§ **What you will do**
Please reproduce the entries that follow without a single difference.

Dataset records
*** Begin section ***

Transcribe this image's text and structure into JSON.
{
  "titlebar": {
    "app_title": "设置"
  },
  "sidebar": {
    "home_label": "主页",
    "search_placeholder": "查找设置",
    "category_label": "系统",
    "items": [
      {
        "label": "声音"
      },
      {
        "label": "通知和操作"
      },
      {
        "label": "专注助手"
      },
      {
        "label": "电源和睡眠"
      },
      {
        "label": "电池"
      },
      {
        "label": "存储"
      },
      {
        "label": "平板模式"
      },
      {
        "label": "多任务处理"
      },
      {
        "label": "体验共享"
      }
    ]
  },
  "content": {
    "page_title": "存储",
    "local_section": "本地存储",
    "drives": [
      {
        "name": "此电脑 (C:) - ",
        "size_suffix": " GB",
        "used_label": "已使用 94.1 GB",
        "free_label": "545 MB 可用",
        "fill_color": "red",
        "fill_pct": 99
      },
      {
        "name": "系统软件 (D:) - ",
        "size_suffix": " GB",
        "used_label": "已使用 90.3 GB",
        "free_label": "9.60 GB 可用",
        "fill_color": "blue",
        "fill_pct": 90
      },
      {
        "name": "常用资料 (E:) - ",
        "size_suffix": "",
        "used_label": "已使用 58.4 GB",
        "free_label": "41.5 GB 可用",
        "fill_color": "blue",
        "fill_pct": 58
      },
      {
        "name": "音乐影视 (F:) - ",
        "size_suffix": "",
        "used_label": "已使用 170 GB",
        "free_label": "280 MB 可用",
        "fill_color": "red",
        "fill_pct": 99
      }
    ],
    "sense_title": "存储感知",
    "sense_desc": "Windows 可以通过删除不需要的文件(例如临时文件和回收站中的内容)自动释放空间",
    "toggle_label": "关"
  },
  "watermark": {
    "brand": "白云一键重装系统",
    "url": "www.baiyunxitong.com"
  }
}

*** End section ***

§ **Answer to this problem**
Transcribe this image's text and structure into JSON.
{
  "titlebar": {
    "app_title": "设置"
  },
  "sidebar": {
    "home_label": "主页",
    "search_placeholder": "查找设置",
    "category_label": "系统",
    "items": [
      {
        "label": "声音"
      },
      {
        "label": "通知和操作"
      },
      {
        "label": "专注助手"
      },
      {
        "label": "电源和睡眠"
      },
      {
        "label": "电池"
      },
      {
        "label": "存储"
      },
      {
        "label": "平板模式"
      },
      {
        "label": "多任务处理"
      },
      {
        "label": "体验共享"
      }
    ]
  },
  "content": {
    "page_title": "存储",
    "local_section": "本地存储",
    "drives": [
      {
        "name": "此电脑 (C:) - ",
        "size_suffix": " GB",
        "used_label": "已使用 94.1 GB",
        "free_label": "545 MB 可用",
        "fill_color": "red",
        "fill_pct": 99
      },
      {
        "name": "系统软件 (D:) - ",
        "size_suffix": " GB",
        "used_label": "已使用 90.3 GB",
        "free_label": "9.60 GB 可用",
        "fill_color": "blue",
        "fill_pct": 90
      },
      {
        "name": "常用资料 (E:) - ",
        "size_suffix": "",
        "used_label": "已使用 58.4 GB",
        "free_label": "41.5 GB 可用",
        "fill_color": "blue",
        "fill_pct": 58
      },
      {
        "name": "音乐影视 (F:) - ",
        "size_suffix": "",
        "used_label": "已使用 170 GB",
        "free_label": "280 MB 可用",
        "fill_color": "red",
        "fill_pct": 99
      }
    ],
    "sense_title": "存储感知",
    "sense_desc": "Windows 可以通过删除不需要的文件(例如临时文件和回收站中的内容)自动释放空间",
    "toggle_label": "关"
  },
  "watermark": {
    "brand": "白云一键重装系统",
    "url": "www.baiyunxitong.com"
  }
}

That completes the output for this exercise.